* **How to complete this task**: Within these entries, which lines include the string "logo"? Copy each one.

* **Input for this task**:
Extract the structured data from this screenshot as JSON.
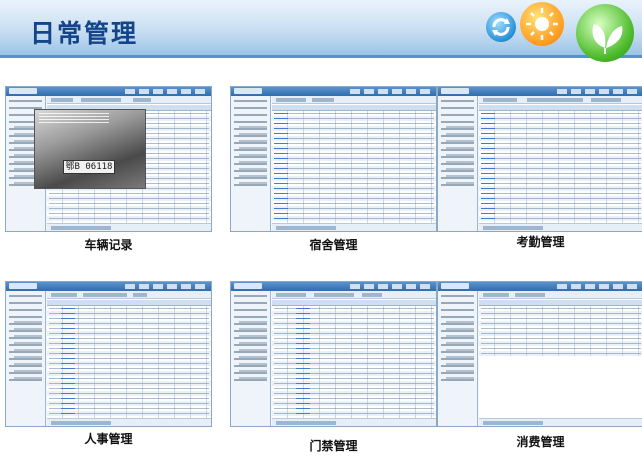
{
  "header": {
    "title": "日常管理"
  },
  "colors": {
    "header_accent": "#4c95d3",
    "title_color": "#14448a",
    "app_bar": "#2f6db0",
    "link_blue": "#2f6fd1"
  },
  "icons": [
    "refresh-logo-icon",
    "sun-logo-icon",
    "leaf-logo-icon"
  ],
  "modules": [
    {
      "label": "车辆记录",
      "plate": "鄂B 06118"
    },
    {
      "label": "宿舍管理"
    },
    {
      "label": "考勤管理"
    },
    {
      "label": "人事管理"
    },
    {
      "label": "门禁管理"
    },
    {
      "label": "消费管理"
    }
  ]
}
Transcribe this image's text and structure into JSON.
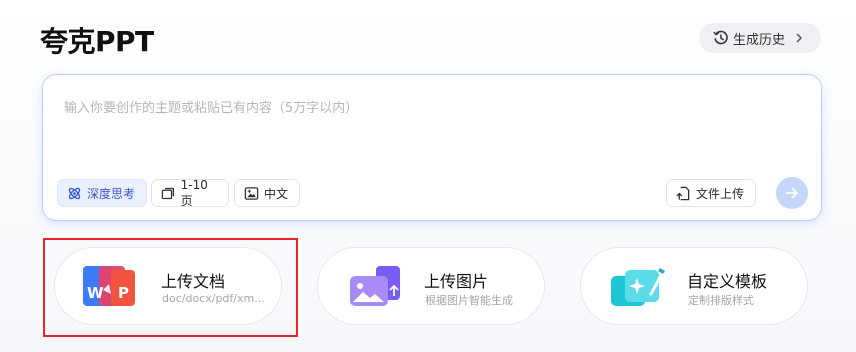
{
  "app": {
    "title": "夸克PPT"
  },
  "header": {
    "history_label": "生成历史"
  },
  "composer": {
    "placeholder": "输入你要创作的主题或粘贴已有内容（5万字以内）",
    "value": "",
    "chips": {
      "deep_think": "深度思考",
      "pages": "1-10页",
      "language": "中文"
    },
    "upload_label": "文件上传"
  },
  "cards": [
    {
      "title": "上传文档",
      "subtitle": "doc/docx/pdf/xm..."
    },
    {
      "title": "上传图片",
      "subtitle": "根据图片智能生成"
    },
    {
      "title": "自定义模板",
      "subtitle": "定制排版样式"
    }
  ],
  "doc_icon_letters": {
    "w": "W",
    "p": "P"
  },
  "colors": {
    "accent": "#3a57c9",
    "send_disabled": "#c6d6fb",
    "highlight": "#e8232a"
  },
  "icons": [
    "clock-history-icon",
    "chevron-right-icon",
    "atom-icon",
    "pages-icon",
    "image-text-icon",
    "upload-file-icon",
    "arrow-right-icon",
    "document-formats-icon",
    "image-upload-icon",
    "template-icon"
  ]
}
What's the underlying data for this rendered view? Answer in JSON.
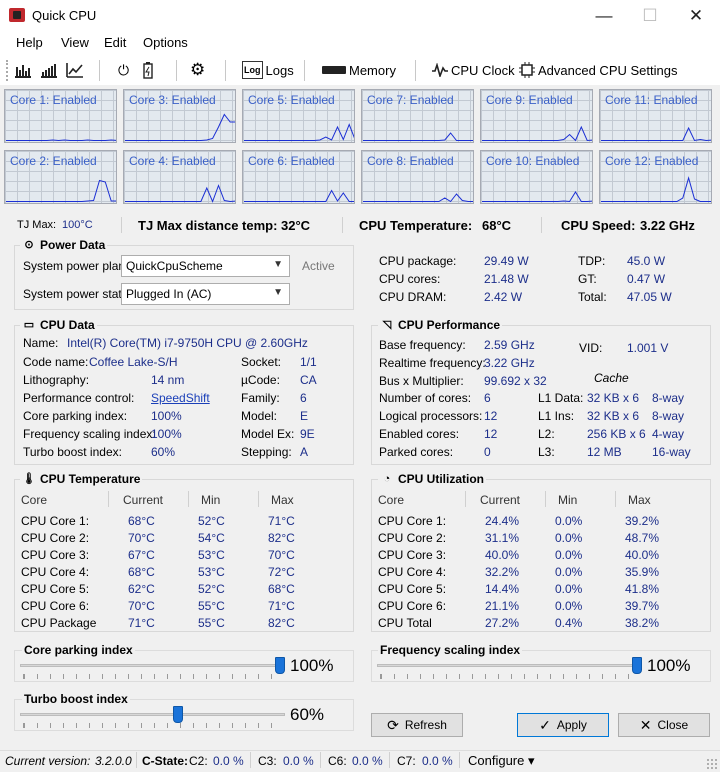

* **Answer to this exercise**:
    "refresh-logo-icon",
    "sun-logo-icon",
    "leaf-logo-icon"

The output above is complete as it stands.